- _Your objective_
In the data that follows, find each line containing "JSON" and copy it.

- _Entries provided_
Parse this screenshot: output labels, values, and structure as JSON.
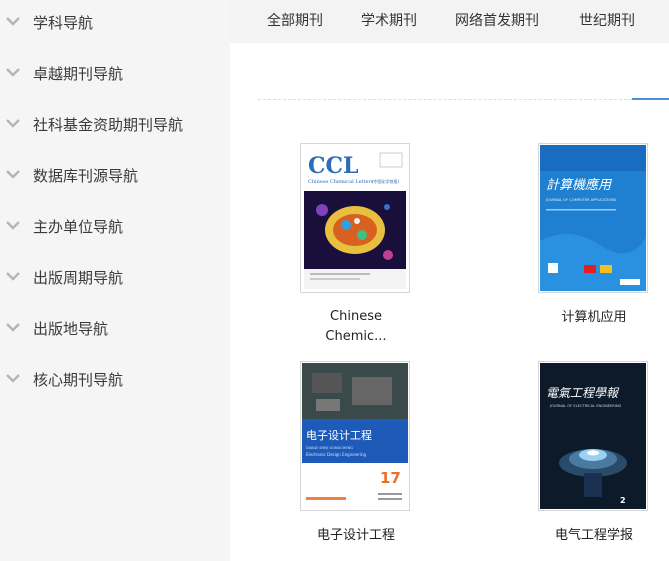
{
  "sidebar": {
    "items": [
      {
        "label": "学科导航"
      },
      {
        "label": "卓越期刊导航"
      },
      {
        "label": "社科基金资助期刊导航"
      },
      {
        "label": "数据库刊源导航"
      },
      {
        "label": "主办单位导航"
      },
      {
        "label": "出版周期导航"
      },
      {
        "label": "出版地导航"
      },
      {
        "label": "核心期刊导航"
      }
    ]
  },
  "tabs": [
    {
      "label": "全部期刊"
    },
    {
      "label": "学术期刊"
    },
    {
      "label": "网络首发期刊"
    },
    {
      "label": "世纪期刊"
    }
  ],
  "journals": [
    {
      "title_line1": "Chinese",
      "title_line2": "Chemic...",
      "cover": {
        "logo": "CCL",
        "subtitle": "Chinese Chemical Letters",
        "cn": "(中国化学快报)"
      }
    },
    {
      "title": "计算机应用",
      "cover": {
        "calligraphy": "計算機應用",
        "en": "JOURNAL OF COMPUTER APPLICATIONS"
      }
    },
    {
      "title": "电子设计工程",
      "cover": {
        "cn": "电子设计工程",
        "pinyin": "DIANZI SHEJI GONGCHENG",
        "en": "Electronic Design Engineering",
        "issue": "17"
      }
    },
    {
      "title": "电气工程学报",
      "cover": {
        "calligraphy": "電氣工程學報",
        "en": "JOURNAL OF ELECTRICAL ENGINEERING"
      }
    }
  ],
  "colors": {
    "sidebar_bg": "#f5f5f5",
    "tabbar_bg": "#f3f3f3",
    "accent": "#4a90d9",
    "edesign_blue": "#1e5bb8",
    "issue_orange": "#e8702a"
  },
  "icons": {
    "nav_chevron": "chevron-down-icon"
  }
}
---
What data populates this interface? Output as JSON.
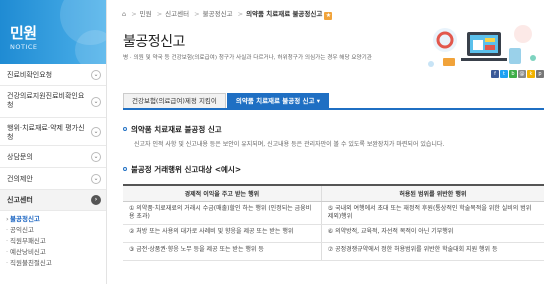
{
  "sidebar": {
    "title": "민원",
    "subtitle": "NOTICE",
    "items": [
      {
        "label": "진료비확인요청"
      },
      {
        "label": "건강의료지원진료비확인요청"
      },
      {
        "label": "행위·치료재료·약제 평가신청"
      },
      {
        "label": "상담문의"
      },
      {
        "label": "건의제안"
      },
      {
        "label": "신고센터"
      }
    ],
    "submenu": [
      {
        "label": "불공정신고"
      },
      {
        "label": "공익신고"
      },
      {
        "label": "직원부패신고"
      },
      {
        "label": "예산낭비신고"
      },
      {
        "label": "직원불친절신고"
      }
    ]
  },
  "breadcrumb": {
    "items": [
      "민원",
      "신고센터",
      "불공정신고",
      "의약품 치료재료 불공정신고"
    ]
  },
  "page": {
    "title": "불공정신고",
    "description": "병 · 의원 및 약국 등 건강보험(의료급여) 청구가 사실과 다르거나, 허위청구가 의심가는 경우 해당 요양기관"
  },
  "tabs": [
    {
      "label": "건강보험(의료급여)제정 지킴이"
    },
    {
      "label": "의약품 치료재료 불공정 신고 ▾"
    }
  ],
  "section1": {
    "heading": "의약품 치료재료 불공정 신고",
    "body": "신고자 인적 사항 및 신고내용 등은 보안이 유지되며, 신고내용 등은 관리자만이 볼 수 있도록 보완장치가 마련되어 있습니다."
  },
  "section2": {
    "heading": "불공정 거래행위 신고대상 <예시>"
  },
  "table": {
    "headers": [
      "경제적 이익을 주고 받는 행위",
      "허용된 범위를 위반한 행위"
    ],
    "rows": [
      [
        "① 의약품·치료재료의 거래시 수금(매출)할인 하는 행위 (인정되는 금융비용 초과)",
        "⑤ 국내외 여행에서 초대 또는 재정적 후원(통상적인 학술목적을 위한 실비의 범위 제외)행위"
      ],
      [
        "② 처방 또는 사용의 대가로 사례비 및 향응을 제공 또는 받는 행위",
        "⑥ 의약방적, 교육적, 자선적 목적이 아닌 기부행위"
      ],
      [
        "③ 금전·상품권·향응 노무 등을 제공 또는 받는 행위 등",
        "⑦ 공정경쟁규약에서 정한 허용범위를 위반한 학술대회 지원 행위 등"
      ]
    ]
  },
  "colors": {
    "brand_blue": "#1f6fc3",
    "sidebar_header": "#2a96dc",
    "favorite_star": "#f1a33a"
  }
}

- _Answer area_
Parse this screenshot: output labels, values, and structure as JSON.
What data populates this interface? Output as JSON.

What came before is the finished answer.